UAE stock markets outperformed their regional peers on Monday riding high on banking and real estate, while Saudi Arabia’s benchmark index slipped as the kingdom extended virus-related restrictions.
Dubai Financial Market surged 1.6 per cent to reverse all of its losses from Sunday, and in fact ended the day 8.2 per cent up so far this year making it one of top performing markets in the world. Dubai stocks opened 2021 on a strong footing, posting gains for first three consecutive weeks, as investors pinned their hopes on swift recovery enabled by efficient vaccine rollout.
But the rally seemed to be peter out last week, when it made the first weekly losses of the year as doubts began to take hold about a quick turnaround for the global economy after new variants of the coronavirus kept surfacing. Monday’s surge on DFM thus is perfectly timed to show the rally is still on.
Property gets that push
Emaar Properties pushed back 3.5 per cent to produce its second best single-day performance. Its subsidiaries – Emaar Development and Emaar Malls – also rose 3.5 and 3.4 per cent, respectively.
Banking stocks did not lag as Dubai Islamic Bank gained 1.2 per cent and Emirates NBD 0.4 per cent.
Abu Dhabi Securities Exchange rose 0.7 per cent after trading in the red in the last two sessions. Heavyweight lender First Abu Dhabi Bank ticked 0.7 per cent up and Abu Dhabi Islamic Bank’s price adding 1.2 per cent.
Abu Dhabi Commercial Bank eked out meagre gains and edged up 0.2 per cent as it reported better-than-expected results, but, unlike First Abu Dhabi Bank and Emirates NBD, it announced lower full-year dividends than it paid out a year earlier.

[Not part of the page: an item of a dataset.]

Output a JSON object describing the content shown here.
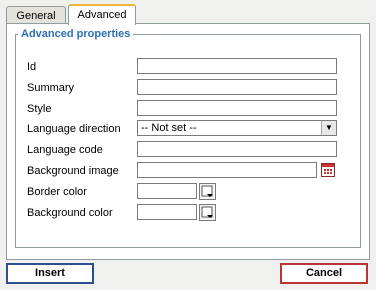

Saudi Arabia’s benchmark index, however, dropped 0.6 per cent as the kingdom extended the travel ban for citizens amid delayed shipments of coronavirus vaccines. The index has underperformed regional peers by giving up all the gains, and is now in the red. It has traded lower in all but three sessions since January 14.
The bearish mood was seen across sectors with energy weighing the most. Saudi Aramco retreated 1.4 per cent as it began voluntary cuts by 1 million barrels per day that Saudi earlier announced for February and March.
Others to fall were Saudi Basic Industries (Sabic), which shed 0.8 per cent, and Saudi Telecom, 1.6 per cent.
Qatar Exchange flatlined with banking and industrial stocks pulling the index in opposite directions. Qatar Islamic Bank rose 2.4 per cent, while Industries Qatar fell 0.8 per cent. Bahrain shares traded up 0.3 per cent with Ahli United Bank gaining 1.1 per cent.
Kuwait’s premier index edged back 0.2 per cent, driven by a 0.7 per cent decline in National Bank of Kuwait. Banks were also a drag on Oman’s 30-company index, which slipped 0.1 per cent. Bank Muscat and Bank Nizwa dropped 1 and 2 per cent, respectively.